By Maris Wicks
Brought to you by OBS reviewer Scott
The Human Body Theater by Maris Wicks is what Will Eisner would refer to as Educational Graphic Media. It’s a Graphic Novel, but one designed to teach and instruct, rather than tell a tale. There is, however, a tale to be told to pre-teens about the way the human body works, and in this regard, the hammer hits the nail. Covering the gamut from skeletal, digestive, reproductive, neural, and much more makes this 298 page read an interest for any budding health professional.
The art style varies dramatically. It’s called the Human Body Theater as the author dramatizes and divulges the anatomical information in the form of a skeleton, on a stage that introduces the revue, everything from bacteria, to brains to hair follicles and enzymes to noses and lastly skin. They are depicted lightly, in a friendly fashion, not taking away from the central theme of the book and (at least in the section on digestion) provides a little potty humor that kids would enjoy. On the other hand, there are quite intricate depictions of the various organs, tissue, muscles, and things, by way of example, like the ear. The panels are in a regular grid format that is known to become transparent to the reader and that suits the type of educational material presented.
The writing is, well, definitely over the heads of too young of a generation. Children 10-13, with a reasonable grasp of phonics, should be able to read the “often complex” wordage, like cytoplasm, endocrine, and hemoglobin. The work functions as an introduction to the entire human form, though, so the technicalities are there to provide correct usage, as well as to teach. Bouts of humor are more on a kids level. The digestive system chapter is a classic example of Wicks humor at play. Overall, the “tale of the body” builds from the bones and works its final way up to the skin. Like layers of an onion. Each time one is disclosed, more of the “skeleton” is formed.

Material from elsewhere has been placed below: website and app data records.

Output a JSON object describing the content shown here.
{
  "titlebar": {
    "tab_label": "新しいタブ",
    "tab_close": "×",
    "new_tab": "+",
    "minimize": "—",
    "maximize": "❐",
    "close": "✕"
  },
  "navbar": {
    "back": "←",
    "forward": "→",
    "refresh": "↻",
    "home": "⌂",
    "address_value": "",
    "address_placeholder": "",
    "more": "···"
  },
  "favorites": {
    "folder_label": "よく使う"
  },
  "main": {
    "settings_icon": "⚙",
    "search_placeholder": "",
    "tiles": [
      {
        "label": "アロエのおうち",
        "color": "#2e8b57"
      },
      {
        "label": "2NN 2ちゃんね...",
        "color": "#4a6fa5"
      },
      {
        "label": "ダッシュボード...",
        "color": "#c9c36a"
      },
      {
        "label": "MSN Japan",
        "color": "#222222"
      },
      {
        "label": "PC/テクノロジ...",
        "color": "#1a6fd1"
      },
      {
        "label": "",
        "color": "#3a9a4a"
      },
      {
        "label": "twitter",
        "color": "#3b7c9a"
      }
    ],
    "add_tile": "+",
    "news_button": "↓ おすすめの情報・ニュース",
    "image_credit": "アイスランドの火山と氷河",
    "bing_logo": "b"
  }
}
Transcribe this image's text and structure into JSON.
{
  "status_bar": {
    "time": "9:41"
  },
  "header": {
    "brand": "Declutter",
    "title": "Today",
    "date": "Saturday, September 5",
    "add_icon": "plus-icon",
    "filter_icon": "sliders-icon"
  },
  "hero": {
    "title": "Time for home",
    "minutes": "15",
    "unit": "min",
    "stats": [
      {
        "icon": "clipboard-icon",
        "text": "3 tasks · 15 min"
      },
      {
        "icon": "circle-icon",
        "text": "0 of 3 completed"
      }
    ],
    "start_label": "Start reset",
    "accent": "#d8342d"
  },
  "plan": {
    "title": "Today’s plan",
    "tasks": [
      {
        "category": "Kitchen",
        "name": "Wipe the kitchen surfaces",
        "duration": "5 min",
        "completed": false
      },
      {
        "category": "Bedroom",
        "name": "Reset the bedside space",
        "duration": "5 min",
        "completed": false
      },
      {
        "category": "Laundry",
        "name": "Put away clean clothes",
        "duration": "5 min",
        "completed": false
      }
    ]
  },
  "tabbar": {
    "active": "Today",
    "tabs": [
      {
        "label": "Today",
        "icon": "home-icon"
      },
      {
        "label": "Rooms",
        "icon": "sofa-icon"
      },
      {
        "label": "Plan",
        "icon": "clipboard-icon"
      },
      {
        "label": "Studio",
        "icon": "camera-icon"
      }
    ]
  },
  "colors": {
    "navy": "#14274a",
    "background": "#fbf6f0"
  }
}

Overall this is an entertaining (although some of the darker panels were difficult to read) story, with lots of factoids sprinkled throughout. Who knew that the kidneys process 2000 liters (440 gallons) of blood each day? It’s things like this that make the book a handy reference for young readers. I felt like I was back in Biology 101 all over again. This is no fault of Wicks, who does her work well, but rather the reason I went into mathematics and astrophysics instead. Jolting dead frog muscles with electrodes to see them contract and tighten just wasn’t up my academic alley.
Readers looking for a way to introduce their children to the functioning of the body, would well be directed to the The Human Body Theater. Just be prepared to offer a little help with the big words. It’s not Grey’s Anatomy (which still adorns my art reference section), but for a pre-teen it might be a little complex – for teens, I believe it would be too juvenile. The Graphic Novel may not be for everyone, but for someone, it might hold the keys to answering some of the great mysteries of our flesh and blood.